▶ [Directions]:
Nothing but an exact reproduction of the records, pictures excluded, should be returned.

###

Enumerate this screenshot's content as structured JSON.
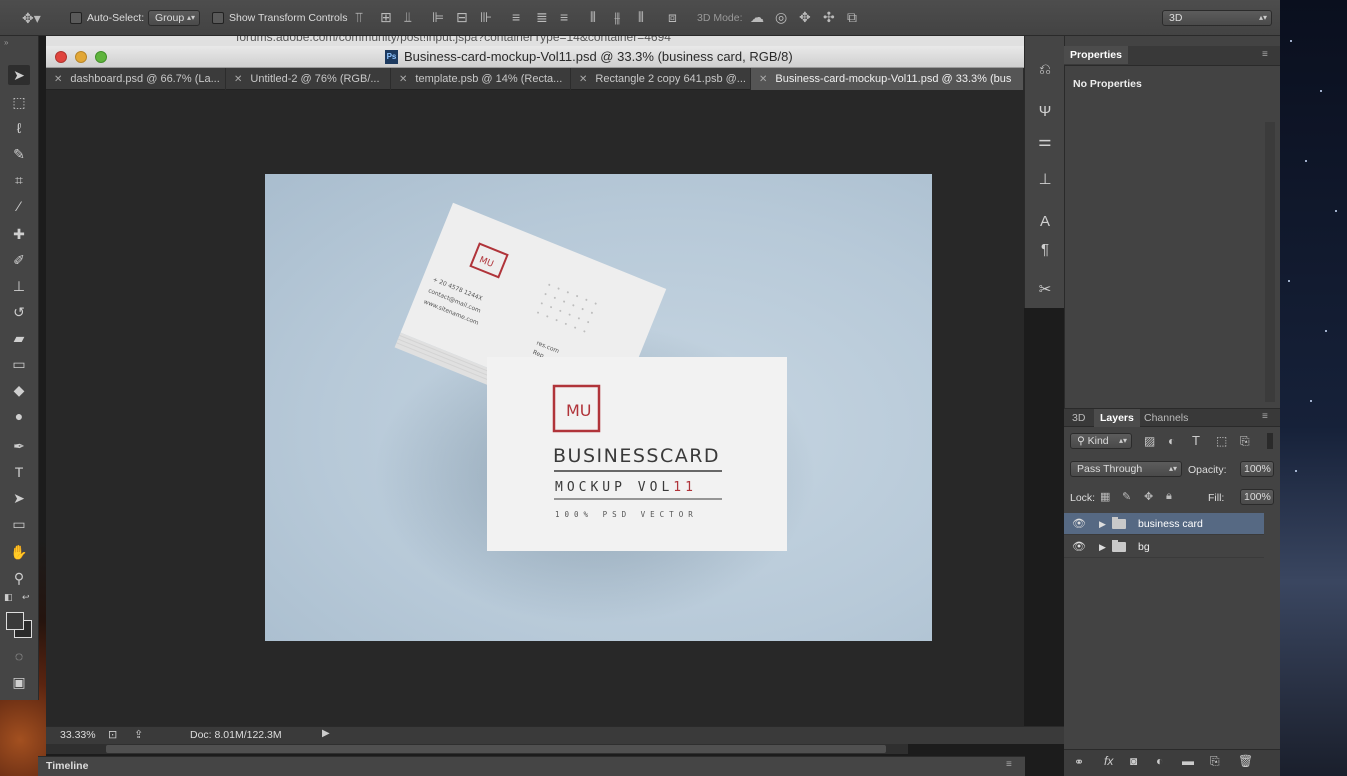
{
  "options_bar": {
    "auto_select_label": "Auto-Select:",
    "auto_select_value": "Group",
    "show_transform_label": "Show Transform Controls",
    "mode_3d_label": "3D Mode:",
    "workspace_value": "3D"
  },
  "browser_url": "forums.adobe.com/community/post!input.jspa?containerType=14&container=4694",
  "document": {
    "title": "Business-card-mockup-Vol11.psd @ 33.3% (business card, RGB/8)",
    "tabs": [
      {
        "label": "dashboard.psd @ 66.7% (La..."
      },
      {
        "label": "Untitled-2 @ 76% (RGB/..."
      },
      {
        "label": "template.psb @ 14% (Recta..."
      },
      {
        "label": "Rectangle 2 copy 641.psb @..."
      },
      {
        "label": "Business-card-mockup-Vol11.psd @ 33.3% (bus"
      }
    ]
  },
  "artwork": {
    "logo": "MU",
    "heading": "BUSINESSCARD",
    "subheading_main": "MOCKUP VOL",
    "subheading_num": "11",
    "tagline": "100% PSD VECTOR",
    "back_phone": "+ 20 4578 1244X",
    "back_email": "contact@mail.com",
    "back_site": "www.sitename.com",
    "back_lines": [
      "res.com",
      "Rep"
    ]
  },
  "status": {
    "zoom": "33.33%",
    "doc_size": "Doc: 8.01M/122.3M"
  },
  "timeline_label": "Timeline",
  "properties": {
    "title": "Properties",
    "empty_text": "No Properties"
  },
  "layers_panel": {
    "tabs": [
      "3D",
      "Layers",
      "Channels"
    ],
    "filter_kind": "Kind",
    "blend_mode": "Pass Through",
    "opacity_label": "Opacity:",
    "opacity_value": "100%",
    "lock_label": "Lock:",
    "fill_label": "Fill:",
    "fill_value": "100%",
    "layers": [
      {
        "name": "business card",
        "selected": true
      },
      {
        "name": "bg",
        "selected": false
      }
    ]
  },
  "colors": {
    "brand_red": "#b0343a",
    "selection_blue": "#566983"
  }
}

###

▶ [Task solution]:
Enumerate this screenshot's content as structured JSON.
{
  "options_bar": {
    "auto_select_label": "Auto-Select:",
    "auto_select_value": "Group",
    "show_transform_label": "Show Transform Controls",
    "mode_3d_label": "3D Mode:",
    "workspace_value": "3D"
  },
  "browser_url": "forums.adobe.com/community/post!input.jspa?containerType=14&container=4694",
  "document": {
    "title": "Business-card-mockup-Vol11.psd @ 33.3% (business card, RGB/8)",
    "tabs": [
      {
        "label": "dashboard.psd @ 66.7% (La..."
      },
      {
        "label": "Untitled-2 @ 76% (RGB/..."
      },
      {
        "label": "template.psb @ 14% (Recta..."
      },
      {
        "label": "Rectangle 2 copy 641.psb @..."
      },
      {
        "label": "Business-card-mockup-Vol11.psd @ 33.3% (bus"
      }
    ]
  },
  "artwork": {
    "logo": "MU",
    "heading": "BUSINESSCARD",
    "subheading_main": "MOCKUP VOL",
    "subheading_num": "11",
    "tagline": "100% PSD VECTOR",
    "back_phone": "+ 20 4578 1244X",
    "back_email": "contact@mail.com",
    "back_site": "www.sitename.com",
    "back_lines": [
      "res.com",
      "Rep"
    ]
  },
  "status": {
    "zoom": "33.33%",
    "doc_size": "Doc: 8.01M/122.3M"
  },
  "timeline_label": "Timeline",
  "properties": {
    "title": "Properties",
    "empty_text": "No Properties"
  },
  "layers_panel": {
    "tabs": [
      "3D",
      "Layers",
      "Channels"
    ],
    "filter_kind": "Kind",
    "blend_mode": "Pass Through",
    "opacity_label": "Opacity:",
    "opacity_value": "100%",
    "lock_label": "Lock:",
    "fill_label": "Fill:",
    "fill_value": "100%",
    "layers": [
      {
        "name": "business card",
        "selected": true
      },
      {
        "name": "bg",
        "selected": false
      }
    ]
  },
  "colors": {
    "brand_red": "#b0343a",
    "selection_blue": "#566983"
  }
}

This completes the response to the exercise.